Maria Dickin

From Wikipedia, the free encyclopedia
Jump to navigation Jump to search
Maria Dickin
Maria Elisabeth Dickin

(1870-09-22)September 22, 1870
DiedMarch 1, 1951(1951-03-01) (aged 80)
United Kingdom
Other namesMia
OccupationSocial reformer, animal welfare pioneer

Maria Elisabeth Dickin CBE (nickname, Mia; 22 September 1870 – 1 March 1951) was a social reformer[1] and an animal welfare pioneer who founded the People's Dispensary for Sick Animals (PDSA) in 1917. Born in 1870 in London, she was the oldest of eight children; her parents were William George Dickin, a Wesleyan minister, and Ellen Maria (née Exell). She married her first cousin, Arnold Francis Dickin, an accountant, in 1899; they had no children. She enjoyed music, literary work and philanthropy. Dickin died in London in 1951 of influenzal broncho-pneumonia.[2]

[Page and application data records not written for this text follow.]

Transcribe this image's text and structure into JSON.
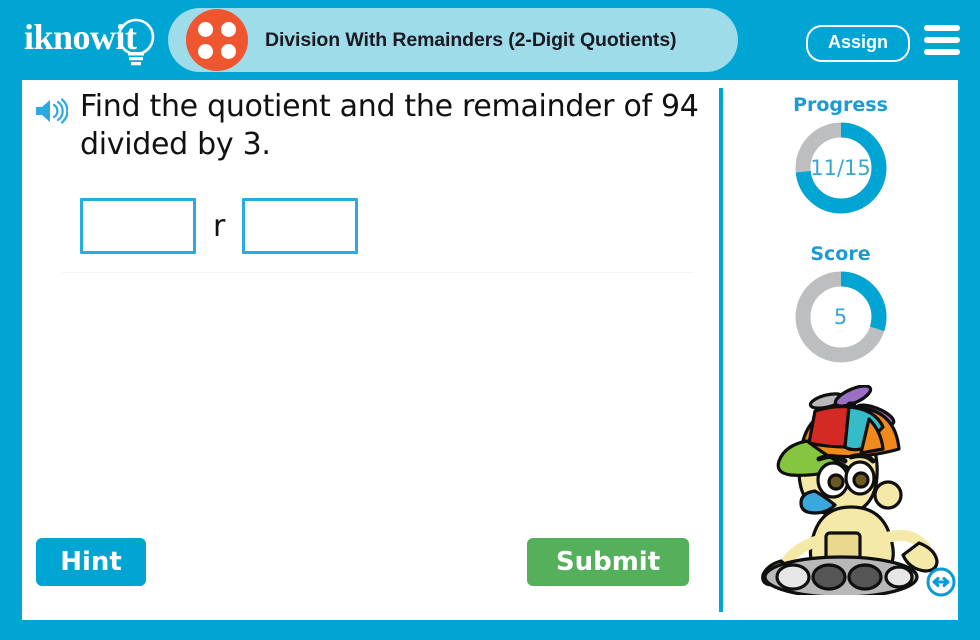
{
  "header": {
    "logo_text": "iknowit",
    "logo_icon": "lightbulb-icon",
    "dice_icon": "dice-four-icon",
    "title": "Division With Remainders (2-Digit Quotients)",
    "assign_label": "Assign",
    "menu_icon": "hamburger-menu-icon"
  },
  "question": {
    "speaker_icon": "speaker-audio-icon",
    "text": "Find the quotient and the remainder of 94 divided by 3.",
    "quotient_value": "",
    "quotient_placeholder": "",
    "separator_label": "r",
    "remainder_value": "",
    "remainder_placeholder": ""
  },
  "actions": {
    "hint_label": "Hint",
    "submit_label": "Submit"
  },
  "sidebar": {
    "progress": {
      "label": "Progress",
      "value_text": "11/15",
      "current": 11,
      "total": 15,
      "percent": 73.3
    },
    "score": {
      "label": "Score",
      "value_text": "5",
      "value": 5,
      "percent": 30
    },
    "mascot_icon": "robot-mascot-icon",
    "nav_arrow_icon": "left-right-arrow-icon"
  },
  "colors": {
    "brand_blue": "#00a5d4",
    "banner_blue": "#9fdcea",
    "accent_orange": "#ef5630",
    "submit_green": "#54b05a",
    "ring_track_gray": "#bcbec0",
    "input_border": "#29aae1"
  }
}
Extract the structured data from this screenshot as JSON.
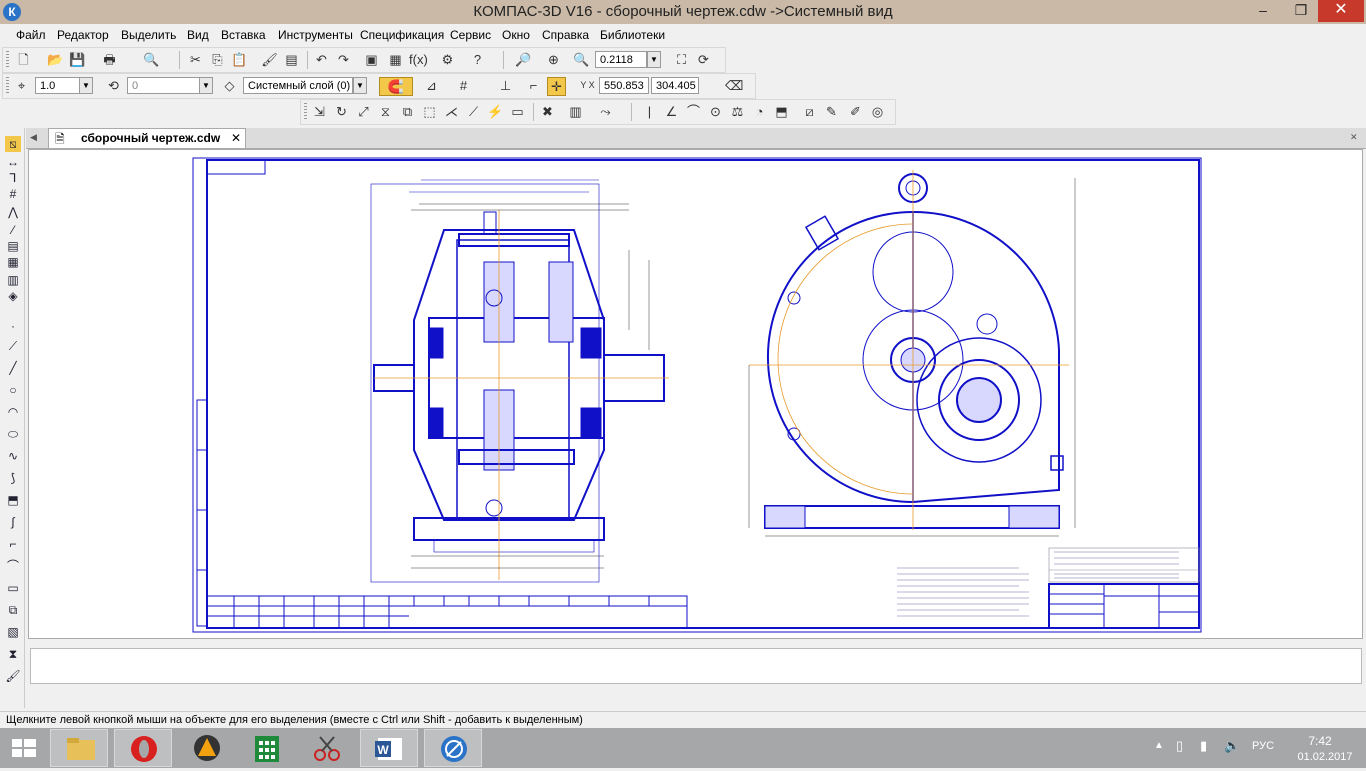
{
  "window": {
    "title": "КОМПАС-3D V16  - сборочный чертеж.cdw ->Системный вид",
    "minimize": "–",
    "restore": "❐",
    "close": "✕",
    "app_icon": "К"
  },
  "menu": [
    "Файл",
    "Редактор",
    "Выделить",
    "Вид",
    "Вставка",
    "Инструменты",
    "Спецификация",
    "Сервис",
    "Окно",
    "Справка",
    "Библиотеки"
  ],
  "toolbar_std": {
    "zoom_value": "0.2118",
    "font_value": "f(x)"
  },
  "toolbar_current": {
    "line_scale": "1.0",
    "step_value": "0",
    "layer": "Системный слой (0)",
    "coord_x": "550.853",
    "coord_y": "304.405"
  },
  "document": {
    "tab_title": "сборочный чертеж.cdw",
    "tab_close": "✕"
  },
  "status": {
    "hint": "Щелкните левой кнопкой мыши на объекте для его выделения (вместе с Ctrl или Shift - добавить к выделенным)"
  },
  "taskbar": {
    "language": "РУС",
    "time": "7:42",
    "date": "01.02.2017"
  },
  "colors": {
    "drawing_blue": "#1010c8",
    "axis_orange": "#e89a2a",
    "titlebar": "#c9b9a6",
    "taskbar": "#a6a7a8"
  }
}
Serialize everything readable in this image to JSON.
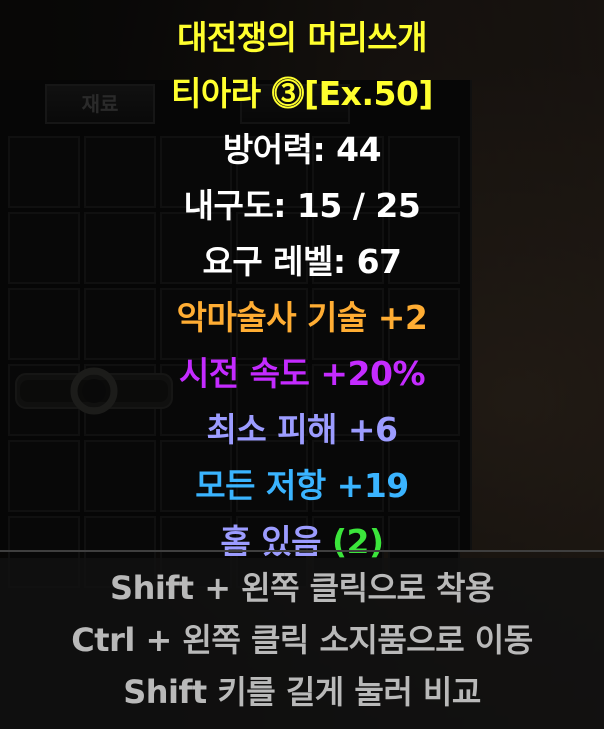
{
  "inventory": {
    "materials_tab": "재료"
  },
  "item": {
    "name": "대전쟁의 머리쓰개",
    "type": "티아라 ⓷[Ex.50]",
    "defense": "방어력: 44",
    "durability": "내구도: 15 / 25",
    "required_level": "요구 레벨: 67",
    "stats": {
      "skill": "악마술사 기술 +2",
      "cast_speed": "시전 속도 +20%",
      "min_damage": "최소 피해 +6",
      "resist_all": "모든 저항 +19",
      "sockets_label": "홈 있음 ",
      "sockets_count": "(2)"
    }
  },
  "hints": {
    "equip": "Shift + 왼쪽 클릭으로 착용",
    "move": "Ctrl + 왼쪽 클릭 소지품으로 이동",
    "compare": "Shift 키를 길게 눌러 비교"
  },
  "colors": {
    "unique_name": "#ffff2e",
    "base": "#ffffff",
    "class_skill": "#ffad33",
    "fcr": "#c42bff",
    "magic": "#9c9cff",
    "resist": "#3ab4ff",
    "sockets_count": "#3be53b",
    "hint": "#b9b9b9"
  }
}
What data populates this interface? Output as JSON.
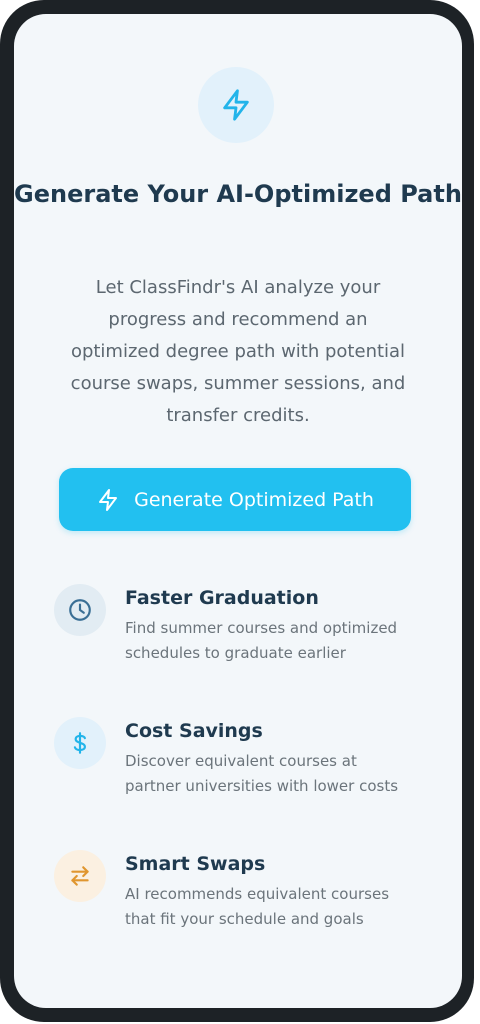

Blue Plaque at Dickin's birthplace in Hackney.

The Dickin Medal is named after her.

A commemorative blue plaque was erected by English Heritage at Dickin's birthplace, 41 Cassland Road (formerly 1 Farringdon Terrace) in Hackney in October 2015.[3]


  1. ^ Long, David (14 March 2013). Animal Heroes: Inspiring true stories of courageous animals. Random House. pp. 12–. ISBN 978-1-4481-6516-2.
  2. ^ Brian Harrison, ‘Dickin, Maria Elisabeth (1870–1951)’, Oxford Dictionary of National Biography, Oxford University Press, 2004; online edn, May 2010 accessed 2 Aug 2011
  3. ^ "Blue plaque for animal welfare campaigner, Maria Dickin". News. English Heritage. 2015-10-08. Retrieved 2015-10-28.

External links[edit]